I do not want to make her more trouble further on, because it is close up to midnight and she has just finished more than two hours of heavy work. In addition it would be almost ridiculous to stammer something like »You were fantastic!« or even »I am a great admirer of your art«, although I am obviously not able to speak and understand French. She will imagine her part anyway.
I try to assist her getting rid of the pen and thanks to the perfect timing - in the same moment she tries to grasp after the cap - our hands collide. She chuckles and watches me amused, when I need two attempts with my trembling fingers to put the cap onto the darned felt-tip pen. Yes, she imagines her part. An intensive look says more than thousand words.
During parting her smile shines on me and when she walks away she turns around for short and blinks to me again. »Au revoir!«


Extended tours through Paris - of course, due to sightseeing I didn't use the Metro often - provided much time for thoughts.
On the following day when my wounded feet were cared (by the way sticking plaster is sparadrap), but refused extended walks, I bought a second cheap theater ticket at the Kiosque Théâtre in the Place de la Madeleine. »When I'm still just here...«

Already her strolling up and her smile during the encounter massively reminded me of Helen of Troy now it turned completely strange. Long after the show suddenly lady's shoes energetically drubbed on the cobblestones and rapidly came closer. And then at once - exactly like Charlotte, the woman in red, from Pardon Mon Affaire - she appeared and glided by in a floaty, calf-length, bright red dress - heading to the underground garage! Disbelievingly and like spellbound I followed her with my eyes even when she wasn't to see any longer and her steps were fading away in the distance. No, not a time warp, everyone, however, needs his personal fairy.

And was it worth the trouble? Oh yes, it was. I suppose I already know what I'll do in the next season. Well, she is prepared, because she already knows this page here (and has even appreciated it, indeed).

To be continued

Poster of the play »Oscar et la dame rose«
Théâtre Montparnasse, 2007

Evening with the lady pretty in pink in golden October: Oscar et la dame rose at Théâtre Montparnasse. Already the night before I was there and joined the autograph hunters. With Éric-Emmanuel Schmitt, the author of the play, and other folks she left the theater. They intended to have a dinner. But she asked for some delay, went to the waiting and for each fan she found time to talk with (even in English). Obviously in no way she considered it as troublesomness.
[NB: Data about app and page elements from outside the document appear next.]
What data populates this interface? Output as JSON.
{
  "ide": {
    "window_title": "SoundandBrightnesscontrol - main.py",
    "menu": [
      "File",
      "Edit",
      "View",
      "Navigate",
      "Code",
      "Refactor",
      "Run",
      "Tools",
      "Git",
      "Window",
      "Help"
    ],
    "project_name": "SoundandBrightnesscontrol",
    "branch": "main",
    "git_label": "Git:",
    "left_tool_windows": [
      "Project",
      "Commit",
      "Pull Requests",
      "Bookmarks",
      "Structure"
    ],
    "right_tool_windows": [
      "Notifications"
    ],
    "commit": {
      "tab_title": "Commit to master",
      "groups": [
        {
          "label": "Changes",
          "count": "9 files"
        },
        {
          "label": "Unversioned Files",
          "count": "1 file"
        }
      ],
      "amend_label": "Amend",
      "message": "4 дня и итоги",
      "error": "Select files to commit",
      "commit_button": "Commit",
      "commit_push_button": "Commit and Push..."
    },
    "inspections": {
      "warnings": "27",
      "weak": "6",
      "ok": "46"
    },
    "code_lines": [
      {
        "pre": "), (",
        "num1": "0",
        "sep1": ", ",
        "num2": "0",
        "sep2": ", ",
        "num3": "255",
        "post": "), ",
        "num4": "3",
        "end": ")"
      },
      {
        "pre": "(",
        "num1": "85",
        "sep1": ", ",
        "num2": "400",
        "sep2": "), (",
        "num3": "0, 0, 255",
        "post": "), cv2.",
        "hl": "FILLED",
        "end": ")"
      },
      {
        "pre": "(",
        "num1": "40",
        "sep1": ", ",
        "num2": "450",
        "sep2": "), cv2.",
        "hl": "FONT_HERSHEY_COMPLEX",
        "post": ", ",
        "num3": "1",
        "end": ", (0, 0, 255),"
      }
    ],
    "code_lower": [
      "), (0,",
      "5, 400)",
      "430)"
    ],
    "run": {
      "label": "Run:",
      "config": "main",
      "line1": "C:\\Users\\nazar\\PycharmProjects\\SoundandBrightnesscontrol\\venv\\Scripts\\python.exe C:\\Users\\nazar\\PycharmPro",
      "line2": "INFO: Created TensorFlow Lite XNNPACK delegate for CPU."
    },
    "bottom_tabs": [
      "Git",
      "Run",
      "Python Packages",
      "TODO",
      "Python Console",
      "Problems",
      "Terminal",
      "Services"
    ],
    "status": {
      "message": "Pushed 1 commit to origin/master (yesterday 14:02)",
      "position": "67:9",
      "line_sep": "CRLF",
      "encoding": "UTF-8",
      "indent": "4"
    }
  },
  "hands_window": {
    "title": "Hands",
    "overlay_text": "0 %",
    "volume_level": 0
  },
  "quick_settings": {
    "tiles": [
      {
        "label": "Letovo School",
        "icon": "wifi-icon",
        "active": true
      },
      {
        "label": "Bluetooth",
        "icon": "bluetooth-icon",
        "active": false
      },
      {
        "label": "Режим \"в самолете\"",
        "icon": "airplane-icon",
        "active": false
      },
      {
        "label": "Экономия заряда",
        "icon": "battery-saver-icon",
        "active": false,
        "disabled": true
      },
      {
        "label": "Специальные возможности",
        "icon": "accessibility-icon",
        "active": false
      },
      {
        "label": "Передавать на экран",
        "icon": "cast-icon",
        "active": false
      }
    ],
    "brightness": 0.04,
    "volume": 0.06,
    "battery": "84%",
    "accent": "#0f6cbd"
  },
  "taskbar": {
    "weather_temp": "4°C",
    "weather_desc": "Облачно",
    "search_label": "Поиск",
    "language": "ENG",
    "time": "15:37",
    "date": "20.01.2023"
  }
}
With a laugh she recognized Das Glück von einer Katze gefunden zu werden and with a shiny smile she placed her dedication in the book.

The following day showtime in real time: more than two hours she alone on the stage. Not dressed up, playing several roles with full effort, in a marvelous play. Magical. (Well, just even Exceptionnelles stands on the poster. ;-)
It didn't seem an additional encounter could happen this time - I presumed the end of the theater season should be celebrated subsequently. Nevertheless, a handful of die-hards gathered in front of the theater and after a while they started a discussion with some theater officials. Something was going on... Suddenly the group moved to the stage entry. Bravely I followed. In the artist wardrobe we were already expected! As very pretty lady in black, tulle skirt and pull-over with V neck-line, with a lot of silver accessories apologizing she grasped at a chair and started small talk with us. (I would have had more need for it ;-) A dream - in real.

Evident, time is running -

Objects in the rear view mirror seem to be closer than they are.

Soon she will just write books only.